March 2016

Date of this report

10 June 2016

Most recent ERO report(s)

Education Review

May 2012

3 General Information about Early Childhood Reviews

ERO’s Evaluation Framework

ERO’s overarching question for an early childhood education review is ‘How well placed is this service to promote positive learning outcomes for children?’ ERO focuses on the following factors as described in the bicultural framework Ngā Pou Here:

Pou Whakahaere – how the service determines its vision, philosophy and direction to ensure positive outcomes for children

Pou Ārahi – how leadership is enacted to enhance positive outcomes for children

Mātauranga – whose knowledge is valued and how the curriculum is designed to achieve positive outcomes for children

Tikanga whakaako – how approaches to teaching and learning respond to diversity and support positive outcomes for children.

Within these areas ERO considers the effectiveness of arotake – self review and of whanaungatanga – partnerships with parents and whānau.

ERO evaluates how well placed a service is to sustain good practice and make ongoing improvements for the benefit of all children at the service.

A focus for the government is that all children, especially priority learners, have an opportunity to benefit from quality early childhood education.
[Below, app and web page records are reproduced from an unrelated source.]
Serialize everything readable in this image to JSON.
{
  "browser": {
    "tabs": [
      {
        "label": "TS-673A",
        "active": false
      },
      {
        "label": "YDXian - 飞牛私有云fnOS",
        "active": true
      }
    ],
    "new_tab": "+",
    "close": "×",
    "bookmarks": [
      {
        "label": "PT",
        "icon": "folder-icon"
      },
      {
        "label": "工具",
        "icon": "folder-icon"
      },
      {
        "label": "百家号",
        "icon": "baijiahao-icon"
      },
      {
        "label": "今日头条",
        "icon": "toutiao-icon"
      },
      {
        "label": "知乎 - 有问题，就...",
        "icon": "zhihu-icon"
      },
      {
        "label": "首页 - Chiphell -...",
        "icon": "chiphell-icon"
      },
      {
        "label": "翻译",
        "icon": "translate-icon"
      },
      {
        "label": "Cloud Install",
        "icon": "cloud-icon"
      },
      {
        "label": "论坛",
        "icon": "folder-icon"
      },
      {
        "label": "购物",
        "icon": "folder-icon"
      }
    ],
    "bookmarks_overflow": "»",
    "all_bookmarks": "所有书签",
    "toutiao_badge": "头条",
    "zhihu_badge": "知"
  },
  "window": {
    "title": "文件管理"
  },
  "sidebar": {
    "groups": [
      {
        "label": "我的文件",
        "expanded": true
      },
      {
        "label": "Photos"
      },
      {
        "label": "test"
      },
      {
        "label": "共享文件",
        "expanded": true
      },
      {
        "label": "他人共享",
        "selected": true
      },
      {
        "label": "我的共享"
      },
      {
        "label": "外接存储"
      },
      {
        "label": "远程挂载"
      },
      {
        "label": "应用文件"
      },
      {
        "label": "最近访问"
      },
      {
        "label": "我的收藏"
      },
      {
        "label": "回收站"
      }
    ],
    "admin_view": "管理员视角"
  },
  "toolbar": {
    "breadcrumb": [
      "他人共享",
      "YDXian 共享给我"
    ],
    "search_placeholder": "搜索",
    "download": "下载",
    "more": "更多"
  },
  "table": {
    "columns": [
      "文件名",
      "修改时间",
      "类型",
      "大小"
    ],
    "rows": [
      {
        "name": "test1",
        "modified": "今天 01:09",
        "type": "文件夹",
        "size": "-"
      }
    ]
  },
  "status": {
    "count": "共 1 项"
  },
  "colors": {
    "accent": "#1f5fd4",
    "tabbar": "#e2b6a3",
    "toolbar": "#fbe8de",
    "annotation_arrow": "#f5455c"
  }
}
ERO will report on how well each service promotes positive outcomes for all children, with a focus on children who are Māori, Pacific, have diverse needs, and are up to the age of two.

For more information about the framework and Ngā Pou Here refer to ERO’s Approach to Review in Early Childhood Services.

ERO’s Overall Judgement and Next Review

The overall judgement that ERO makes and the timing of the next review will depend on how well placed a service is to promote positive learning outcomes for children. The categories are:

  • Very well placed – The next ERO review in four years
  • Well placed – The next ERO review in three years
  • Requires further development – The next ERO review within two years
  • Not well placed - The next ERO review in consultation with the Ministry of Education

ERO has developed criteria for each category. These are available on ERO’s website.

Review Coverage

ERO reviews are tailored to each service’s context and performance, within the overarching review framework. The aim is to provide information on aspects that are central to positive outcomes for children and useful to the service.